Celebrating the re-release of the best-selling The Medici Effect, the book’s author, and Brown Alum, Frans Johansson spoke at the recent EMSTL session in Providence. He explained the core idea behind the book – what happens when you combine diverse concepts, industries, disciplines, and cultures to create groundbreaking ideas and innovations – and its connection to Brown’s excellence in interdisciplinary thinking.
Johansson began by showing how innovation seems like a dark art shrouded in mystery and then demystifies it through examples that expose the creative crash of difference at the core of change. Logic and expertise are critical ingredients to progress, explained Johannson, but, it’s a capacity available to all. In an environment where the rules are always changing, applying more of the same, won’t give you the competitive edge to breakthrough norms.

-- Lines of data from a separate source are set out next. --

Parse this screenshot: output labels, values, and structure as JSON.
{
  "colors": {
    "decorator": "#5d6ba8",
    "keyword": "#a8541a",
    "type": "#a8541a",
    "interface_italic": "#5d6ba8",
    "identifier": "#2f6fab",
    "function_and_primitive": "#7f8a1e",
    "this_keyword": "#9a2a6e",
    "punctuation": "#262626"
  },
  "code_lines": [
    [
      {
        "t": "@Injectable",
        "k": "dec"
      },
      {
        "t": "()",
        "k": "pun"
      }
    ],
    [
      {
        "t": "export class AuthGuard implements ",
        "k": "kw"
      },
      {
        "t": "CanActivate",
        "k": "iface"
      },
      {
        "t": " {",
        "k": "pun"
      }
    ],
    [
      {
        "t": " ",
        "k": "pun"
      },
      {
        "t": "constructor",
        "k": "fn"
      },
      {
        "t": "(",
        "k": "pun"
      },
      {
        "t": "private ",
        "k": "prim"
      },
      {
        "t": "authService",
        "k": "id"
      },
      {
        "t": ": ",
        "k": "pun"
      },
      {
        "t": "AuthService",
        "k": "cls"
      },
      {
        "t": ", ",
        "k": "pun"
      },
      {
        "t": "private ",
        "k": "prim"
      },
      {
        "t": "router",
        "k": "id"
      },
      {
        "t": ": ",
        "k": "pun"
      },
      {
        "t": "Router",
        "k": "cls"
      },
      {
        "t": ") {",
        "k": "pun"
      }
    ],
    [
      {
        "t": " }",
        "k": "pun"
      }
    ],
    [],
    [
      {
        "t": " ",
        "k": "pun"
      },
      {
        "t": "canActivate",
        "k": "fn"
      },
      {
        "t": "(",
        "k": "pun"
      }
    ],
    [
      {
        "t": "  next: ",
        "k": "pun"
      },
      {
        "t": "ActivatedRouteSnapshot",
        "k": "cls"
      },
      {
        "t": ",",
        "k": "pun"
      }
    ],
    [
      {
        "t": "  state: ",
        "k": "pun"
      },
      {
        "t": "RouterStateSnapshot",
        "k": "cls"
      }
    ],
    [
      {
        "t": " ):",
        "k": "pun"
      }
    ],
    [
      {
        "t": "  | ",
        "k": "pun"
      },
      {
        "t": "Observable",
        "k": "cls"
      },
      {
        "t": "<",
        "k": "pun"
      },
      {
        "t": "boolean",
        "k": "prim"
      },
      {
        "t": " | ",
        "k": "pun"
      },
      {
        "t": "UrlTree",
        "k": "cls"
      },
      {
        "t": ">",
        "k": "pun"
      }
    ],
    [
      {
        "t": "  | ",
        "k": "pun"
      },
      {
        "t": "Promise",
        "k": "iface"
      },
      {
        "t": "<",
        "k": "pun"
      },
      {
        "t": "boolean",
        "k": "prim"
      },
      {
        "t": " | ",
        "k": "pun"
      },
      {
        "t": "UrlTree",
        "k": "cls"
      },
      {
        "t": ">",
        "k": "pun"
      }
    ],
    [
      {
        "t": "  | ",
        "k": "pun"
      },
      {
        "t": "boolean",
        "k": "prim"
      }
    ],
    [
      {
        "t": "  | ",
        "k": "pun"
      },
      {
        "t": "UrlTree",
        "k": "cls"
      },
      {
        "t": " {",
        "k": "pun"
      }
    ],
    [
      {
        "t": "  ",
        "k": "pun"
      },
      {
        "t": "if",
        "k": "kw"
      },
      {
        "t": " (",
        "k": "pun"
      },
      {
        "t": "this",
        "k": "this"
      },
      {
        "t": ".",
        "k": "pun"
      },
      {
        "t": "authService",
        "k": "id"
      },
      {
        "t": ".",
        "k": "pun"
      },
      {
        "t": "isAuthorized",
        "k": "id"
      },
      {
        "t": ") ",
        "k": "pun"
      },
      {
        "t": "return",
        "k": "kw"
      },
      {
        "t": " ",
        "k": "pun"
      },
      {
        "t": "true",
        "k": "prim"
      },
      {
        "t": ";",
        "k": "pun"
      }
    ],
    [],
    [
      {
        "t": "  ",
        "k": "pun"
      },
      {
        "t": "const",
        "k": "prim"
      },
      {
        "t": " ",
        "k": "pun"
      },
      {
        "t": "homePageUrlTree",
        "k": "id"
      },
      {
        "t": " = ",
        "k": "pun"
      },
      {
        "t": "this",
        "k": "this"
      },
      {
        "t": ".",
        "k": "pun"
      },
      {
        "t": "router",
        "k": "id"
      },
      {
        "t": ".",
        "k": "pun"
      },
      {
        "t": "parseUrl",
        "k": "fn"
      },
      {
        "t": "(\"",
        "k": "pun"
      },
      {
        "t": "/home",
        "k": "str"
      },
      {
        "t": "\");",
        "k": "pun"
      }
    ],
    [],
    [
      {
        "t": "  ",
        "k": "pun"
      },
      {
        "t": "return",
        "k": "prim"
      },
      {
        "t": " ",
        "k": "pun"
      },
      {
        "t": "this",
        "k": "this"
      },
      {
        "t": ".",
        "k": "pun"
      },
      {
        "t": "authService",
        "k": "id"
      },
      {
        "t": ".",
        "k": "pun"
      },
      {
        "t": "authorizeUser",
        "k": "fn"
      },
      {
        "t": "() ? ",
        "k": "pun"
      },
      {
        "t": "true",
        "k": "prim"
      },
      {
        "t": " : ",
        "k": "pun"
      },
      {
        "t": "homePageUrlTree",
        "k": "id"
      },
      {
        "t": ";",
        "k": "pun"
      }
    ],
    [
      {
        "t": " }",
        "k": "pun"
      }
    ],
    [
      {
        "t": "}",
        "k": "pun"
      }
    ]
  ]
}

That’s why Tesla made it’s IP open source, Johansson continued. Their goal is to continue to change the rules so why not share technology that you know will soon be obsolete.
In the course of the talk, Johansson discussed the book’s formula for creating a Renaissance environment in the workplace. Examples included: take advantage of the exponentially expanding workforce from across the globe and expand your network beyond people who look and sound like yourself.
He concluded by advising students to soak up the Medici Effect baked into Brown’s interdisciplinary DNA and the EMSTL curriculum. “The world is connected,” said Johannson. “Someone made these connections. I think it should be you.”
Learn more about the Medici Effect.